Date Reviewed: December 28, 2022
Commander [EDH]: 4.25
Ratings are based on a 1 to 5 scale: 1 is bad; 3 is average; 5 is great.
Like Mishra yesterday, Urza, Planeswalker represents a watershed moment in Magic’s history: the first card that depicts Urza as a planeswalker, from the period when he was at his peak, who plays as a planeswalker in a “normal” game of Magic without Vanguard or similar. And that peak is, as you might expect, beyond what most modern planeswalkers are capable of – two loyalty abilities per turn can do at least as many things as Mishra’s collection of triggers that we saw yesterday. I’m not sure this is even exhaustive, but it’s worth noting that you can: draw a number of cards that almost no new blue spells have done in years; create an army of tokens that Elspeth would envy; reduce midrange artifacts’ casting costs to zero; and be ready to set off a devastating ultimate on the second turn you control him. He has some of the same issues as Mishra, in terms of creating the situation where you can meld his components, but when you do, this card is power. This card is Urza.
Limited: 2.5 (see note for Mishra’s limited rating yesterday)
Neither half of this meld pair made my Top 10 Cards of 2022 list, though I did have Urza, Lord Protector on my short list.
Much like with Mishra yesterday, Urza’s ultimate form is meant to get jaws to drop and horrify people. He can flip roughly on the same timeframe as Mishra can (around turn 5, if you believe in yourself), and each of Urza’s abilities is engineered to wreak as much havoc as possible on your opponents. And he even gets two of them in a turn, though you’ll always want to make sure you’re using the most immediately impactful ability first as a hedge against instant-speed removal.
That said, Urza, Lord Protector is plenty impactful on his own, and having something to do with a generically powerful cost-reduction effect later is always nice.
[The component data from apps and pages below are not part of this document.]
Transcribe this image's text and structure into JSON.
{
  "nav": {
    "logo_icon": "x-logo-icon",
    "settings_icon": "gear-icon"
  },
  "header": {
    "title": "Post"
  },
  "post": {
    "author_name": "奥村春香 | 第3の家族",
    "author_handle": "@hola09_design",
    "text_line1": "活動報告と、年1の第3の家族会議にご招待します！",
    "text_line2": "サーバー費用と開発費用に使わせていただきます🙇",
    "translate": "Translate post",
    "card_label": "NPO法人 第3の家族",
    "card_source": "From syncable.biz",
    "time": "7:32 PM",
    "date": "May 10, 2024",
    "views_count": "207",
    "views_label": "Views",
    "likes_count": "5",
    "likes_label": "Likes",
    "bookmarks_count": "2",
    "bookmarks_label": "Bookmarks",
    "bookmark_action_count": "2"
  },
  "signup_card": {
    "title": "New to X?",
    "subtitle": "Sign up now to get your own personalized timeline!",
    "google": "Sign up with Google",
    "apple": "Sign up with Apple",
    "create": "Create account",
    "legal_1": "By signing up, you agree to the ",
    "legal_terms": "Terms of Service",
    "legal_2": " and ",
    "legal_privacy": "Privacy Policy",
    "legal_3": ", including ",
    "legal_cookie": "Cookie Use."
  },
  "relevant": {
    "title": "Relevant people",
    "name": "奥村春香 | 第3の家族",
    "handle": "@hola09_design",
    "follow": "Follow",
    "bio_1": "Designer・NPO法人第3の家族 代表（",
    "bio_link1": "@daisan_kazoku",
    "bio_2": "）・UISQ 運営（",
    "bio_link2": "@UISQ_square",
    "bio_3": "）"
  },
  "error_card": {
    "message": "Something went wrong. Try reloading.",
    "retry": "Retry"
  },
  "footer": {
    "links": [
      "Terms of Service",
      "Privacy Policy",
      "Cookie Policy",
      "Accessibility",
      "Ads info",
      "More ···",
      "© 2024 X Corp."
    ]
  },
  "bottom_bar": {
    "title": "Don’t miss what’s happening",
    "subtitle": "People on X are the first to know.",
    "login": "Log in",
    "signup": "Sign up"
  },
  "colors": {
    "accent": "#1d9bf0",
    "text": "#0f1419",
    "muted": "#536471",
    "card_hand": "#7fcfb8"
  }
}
Urza, Planeswalker is hardly subtle, but the suite of abilities do a good job of capturing just how powerful he is when he hits the board, and a resolved Urza will never not be horrifying.
Constructed: 4.25 (I think Lord Protector is playable enough on his own that splashing to have the ability to ignite his spark is reasonable)
Limited: 2.5 (same deal as Mishra from yesterday)
We would love more volunteers to help us with our Magic the Gathering Card of the Day reviews. If you want to share your ideas on cards with other fans, feel free to drop us an email. We’d be happy to link back to your blog / YouTube Channel / etc. 😉